Each of these types of jobs has its advantages and disadvantages

Comments · 92 Views

Working at a check-out desk in the library may be boring at times; however, you’ll probably get the chance to get a fair amount of your homework done. While the salary may be on the low side, the demands of the job are usually commensurate with the salary. On campus jobs also have the ad

Each of these types of jobs has its advantages and disadvantages. Working at a check-out desk in the library may be boring at times; however, you’ll probably get the chance to get a fair amount of your homework done. While the salary may be on the low side, the demands of the job are usually commensurate with the salary. On campus jobs also have the added advantage of requiring little to no commuting time.

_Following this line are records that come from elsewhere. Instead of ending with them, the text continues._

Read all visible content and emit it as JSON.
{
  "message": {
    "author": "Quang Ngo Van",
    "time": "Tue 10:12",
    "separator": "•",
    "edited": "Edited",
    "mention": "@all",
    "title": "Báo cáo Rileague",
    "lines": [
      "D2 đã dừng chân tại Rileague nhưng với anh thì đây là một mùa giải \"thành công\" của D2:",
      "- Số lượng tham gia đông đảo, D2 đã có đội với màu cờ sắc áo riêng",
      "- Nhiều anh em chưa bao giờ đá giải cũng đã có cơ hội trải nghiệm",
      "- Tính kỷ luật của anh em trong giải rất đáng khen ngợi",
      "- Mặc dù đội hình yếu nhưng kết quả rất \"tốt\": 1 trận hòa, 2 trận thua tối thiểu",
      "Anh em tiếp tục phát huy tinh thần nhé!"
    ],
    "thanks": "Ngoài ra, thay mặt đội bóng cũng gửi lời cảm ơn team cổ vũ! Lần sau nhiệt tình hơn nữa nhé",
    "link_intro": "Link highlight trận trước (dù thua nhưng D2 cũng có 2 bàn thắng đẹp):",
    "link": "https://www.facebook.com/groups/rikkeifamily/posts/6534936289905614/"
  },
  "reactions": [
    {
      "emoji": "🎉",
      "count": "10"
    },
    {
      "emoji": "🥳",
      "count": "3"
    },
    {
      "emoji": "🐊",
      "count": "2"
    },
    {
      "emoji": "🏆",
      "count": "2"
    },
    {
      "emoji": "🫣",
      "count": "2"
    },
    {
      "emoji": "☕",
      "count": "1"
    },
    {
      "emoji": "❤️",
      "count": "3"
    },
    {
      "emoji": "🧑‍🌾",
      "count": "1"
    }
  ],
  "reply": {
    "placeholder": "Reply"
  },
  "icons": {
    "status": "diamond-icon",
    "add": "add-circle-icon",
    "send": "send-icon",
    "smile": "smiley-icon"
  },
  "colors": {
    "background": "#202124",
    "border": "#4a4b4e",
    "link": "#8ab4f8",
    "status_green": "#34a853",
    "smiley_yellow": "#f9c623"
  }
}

Work-Study Earnings
While work-study is a great program to earn part of the cost of your college education, virtually no work-study program is going to get you through https://payforessay.pro/history-homework-help/ college debt-free. Work-study jobs usually pay somewhere between $6-$10 an hour (by law, every work-study job must be paid above minimum wage), with an average of 10 hours a week, and a maximum of 20 hours a week (during school semesters).

Doing the math, a minimum-paying job at 10 hours a week would earn you $840 in a 14-week semester. At the other end of the spectrum, a higher-paying job at 20 hours a week would earn you $2800 in a 14-week semester. However, not only do you https://payforessay.pro/capstone-project/ have to find a high-paying work-study job that has a maximum number of hours available each week, but you also have to be able to handle working that many hours, and have been awarded a considerable amount of work-study money in your financial aid offer.

Your financial aid offer includes a maximum amount you can earn in a work-study position. While some high-paying jobs may be available, most students are not awarded a high enough annual amount to make it into a main route to paying pay for papers for college. Most students earn more than enough to pay for gas, entertainment, food, and maybe part of the rent; being able to pay everything through a work-study salary is highly unlikely. One final benefit: work-study earnings are not counted in the next year’s calculation of eligibility for financial aid, i.e. work-study cannot raise your income into another bracket where you would be eligible for less, or no, work-study funding.

Comments